_Assignment_: Which lines below mention "icon"? Pick each one out.

Data records for software interfaces
##########

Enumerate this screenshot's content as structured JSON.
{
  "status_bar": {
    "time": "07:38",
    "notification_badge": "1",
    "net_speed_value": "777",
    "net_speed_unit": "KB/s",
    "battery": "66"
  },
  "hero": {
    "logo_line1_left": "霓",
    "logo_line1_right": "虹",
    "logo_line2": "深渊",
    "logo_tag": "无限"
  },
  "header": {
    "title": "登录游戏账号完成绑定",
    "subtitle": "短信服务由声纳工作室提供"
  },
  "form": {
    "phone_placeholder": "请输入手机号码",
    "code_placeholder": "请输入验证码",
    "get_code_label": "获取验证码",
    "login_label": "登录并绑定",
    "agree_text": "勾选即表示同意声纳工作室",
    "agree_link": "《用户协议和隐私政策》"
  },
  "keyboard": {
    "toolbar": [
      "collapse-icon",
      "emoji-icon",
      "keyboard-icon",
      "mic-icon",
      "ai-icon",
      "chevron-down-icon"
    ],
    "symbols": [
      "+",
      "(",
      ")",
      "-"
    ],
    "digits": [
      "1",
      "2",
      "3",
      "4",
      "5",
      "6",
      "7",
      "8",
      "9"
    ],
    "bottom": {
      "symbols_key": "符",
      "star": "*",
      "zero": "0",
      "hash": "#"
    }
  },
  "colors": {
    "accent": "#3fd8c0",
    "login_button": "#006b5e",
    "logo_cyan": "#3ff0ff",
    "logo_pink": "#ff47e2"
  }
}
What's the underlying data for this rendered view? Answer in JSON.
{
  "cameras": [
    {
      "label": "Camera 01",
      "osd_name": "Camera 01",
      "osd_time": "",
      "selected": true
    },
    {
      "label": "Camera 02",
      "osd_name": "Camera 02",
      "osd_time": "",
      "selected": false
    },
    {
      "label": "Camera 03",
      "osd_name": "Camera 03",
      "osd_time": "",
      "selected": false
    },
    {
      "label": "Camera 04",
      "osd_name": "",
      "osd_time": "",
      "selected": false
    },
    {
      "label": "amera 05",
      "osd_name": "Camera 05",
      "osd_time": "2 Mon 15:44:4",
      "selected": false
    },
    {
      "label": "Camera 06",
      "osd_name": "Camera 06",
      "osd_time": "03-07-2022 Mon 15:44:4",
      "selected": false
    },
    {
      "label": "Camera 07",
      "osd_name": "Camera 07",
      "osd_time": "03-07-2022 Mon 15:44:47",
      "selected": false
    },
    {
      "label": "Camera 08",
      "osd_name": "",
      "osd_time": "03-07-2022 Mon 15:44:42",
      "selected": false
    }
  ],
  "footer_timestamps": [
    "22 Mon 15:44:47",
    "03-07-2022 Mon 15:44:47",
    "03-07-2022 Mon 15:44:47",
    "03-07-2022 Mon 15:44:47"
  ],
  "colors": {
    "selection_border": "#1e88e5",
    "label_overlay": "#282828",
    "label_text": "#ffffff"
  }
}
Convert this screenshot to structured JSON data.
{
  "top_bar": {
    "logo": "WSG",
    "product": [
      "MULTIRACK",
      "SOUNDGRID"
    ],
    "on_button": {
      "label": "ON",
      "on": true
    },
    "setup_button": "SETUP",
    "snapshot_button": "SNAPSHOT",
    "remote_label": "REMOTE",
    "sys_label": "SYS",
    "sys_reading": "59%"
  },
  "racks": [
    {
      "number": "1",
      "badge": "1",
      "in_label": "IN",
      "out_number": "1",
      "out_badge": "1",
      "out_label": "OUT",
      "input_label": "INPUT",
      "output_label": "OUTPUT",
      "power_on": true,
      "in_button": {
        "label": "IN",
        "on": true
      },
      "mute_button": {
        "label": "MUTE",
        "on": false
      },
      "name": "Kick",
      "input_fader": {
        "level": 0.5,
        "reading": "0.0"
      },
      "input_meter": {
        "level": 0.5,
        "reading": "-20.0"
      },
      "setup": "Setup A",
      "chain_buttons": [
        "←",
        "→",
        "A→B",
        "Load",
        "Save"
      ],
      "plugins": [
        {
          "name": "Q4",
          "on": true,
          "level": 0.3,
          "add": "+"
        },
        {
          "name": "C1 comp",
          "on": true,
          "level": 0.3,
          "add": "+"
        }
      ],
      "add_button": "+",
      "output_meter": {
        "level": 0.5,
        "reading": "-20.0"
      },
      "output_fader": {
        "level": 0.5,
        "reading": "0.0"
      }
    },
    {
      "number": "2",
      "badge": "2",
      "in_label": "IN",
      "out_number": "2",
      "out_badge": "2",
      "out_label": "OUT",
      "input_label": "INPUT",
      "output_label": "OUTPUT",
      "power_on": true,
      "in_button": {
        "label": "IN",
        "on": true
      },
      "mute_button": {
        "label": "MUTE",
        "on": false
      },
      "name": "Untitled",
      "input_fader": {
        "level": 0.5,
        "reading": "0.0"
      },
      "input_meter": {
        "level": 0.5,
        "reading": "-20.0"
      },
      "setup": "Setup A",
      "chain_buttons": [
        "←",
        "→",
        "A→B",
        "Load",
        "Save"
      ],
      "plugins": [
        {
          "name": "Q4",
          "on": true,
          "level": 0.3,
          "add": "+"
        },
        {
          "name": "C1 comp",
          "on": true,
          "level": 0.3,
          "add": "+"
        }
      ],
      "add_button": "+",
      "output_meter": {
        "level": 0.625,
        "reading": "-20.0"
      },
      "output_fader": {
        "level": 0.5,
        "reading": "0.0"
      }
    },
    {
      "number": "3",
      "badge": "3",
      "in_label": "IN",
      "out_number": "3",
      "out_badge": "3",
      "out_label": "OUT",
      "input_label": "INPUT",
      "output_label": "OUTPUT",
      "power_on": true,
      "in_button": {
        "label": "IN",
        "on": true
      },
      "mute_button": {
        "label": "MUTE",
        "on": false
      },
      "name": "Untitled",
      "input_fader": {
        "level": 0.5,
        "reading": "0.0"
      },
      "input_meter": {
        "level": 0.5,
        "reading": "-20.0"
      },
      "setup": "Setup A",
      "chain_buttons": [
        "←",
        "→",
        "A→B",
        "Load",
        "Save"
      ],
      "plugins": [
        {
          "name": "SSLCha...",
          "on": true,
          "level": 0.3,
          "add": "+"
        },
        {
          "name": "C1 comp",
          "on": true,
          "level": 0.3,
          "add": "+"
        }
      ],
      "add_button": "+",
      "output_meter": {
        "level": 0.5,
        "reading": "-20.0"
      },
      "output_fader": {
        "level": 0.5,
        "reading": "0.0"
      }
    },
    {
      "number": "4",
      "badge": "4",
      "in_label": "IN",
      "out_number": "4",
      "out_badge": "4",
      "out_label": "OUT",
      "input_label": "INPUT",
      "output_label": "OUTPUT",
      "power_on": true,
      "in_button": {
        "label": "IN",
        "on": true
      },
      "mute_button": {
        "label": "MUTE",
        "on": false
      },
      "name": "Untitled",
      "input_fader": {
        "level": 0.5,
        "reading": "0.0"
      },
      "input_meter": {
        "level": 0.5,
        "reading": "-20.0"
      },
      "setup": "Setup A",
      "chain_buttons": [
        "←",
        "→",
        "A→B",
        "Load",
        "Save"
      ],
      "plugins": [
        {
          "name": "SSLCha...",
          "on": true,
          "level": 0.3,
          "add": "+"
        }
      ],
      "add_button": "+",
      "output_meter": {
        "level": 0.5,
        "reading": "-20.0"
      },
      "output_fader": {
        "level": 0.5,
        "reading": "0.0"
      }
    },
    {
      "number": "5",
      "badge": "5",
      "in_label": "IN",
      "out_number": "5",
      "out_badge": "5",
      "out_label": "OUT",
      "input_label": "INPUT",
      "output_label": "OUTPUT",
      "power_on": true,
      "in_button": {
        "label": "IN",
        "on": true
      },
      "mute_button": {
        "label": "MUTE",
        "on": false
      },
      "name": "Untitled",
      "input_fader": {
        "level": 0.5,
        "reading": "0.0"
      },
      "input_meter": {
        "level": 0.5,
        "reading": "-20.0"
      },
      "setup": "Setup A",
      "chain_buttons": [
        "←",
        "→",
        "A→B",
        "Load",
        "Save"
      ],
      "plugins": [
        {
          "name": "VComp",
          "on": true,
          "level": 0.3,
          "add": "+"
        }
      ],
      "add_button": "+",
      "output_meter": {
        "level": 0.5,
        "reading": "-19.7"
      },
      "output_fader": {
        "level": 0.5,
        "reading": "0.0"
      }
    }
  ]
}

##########

_Response_:
      "collapse-icon",
      "emoji-icon",
      "keyboard-icon",
      "mic-icon",
      "ai-icon",
      "chevron-down-icon"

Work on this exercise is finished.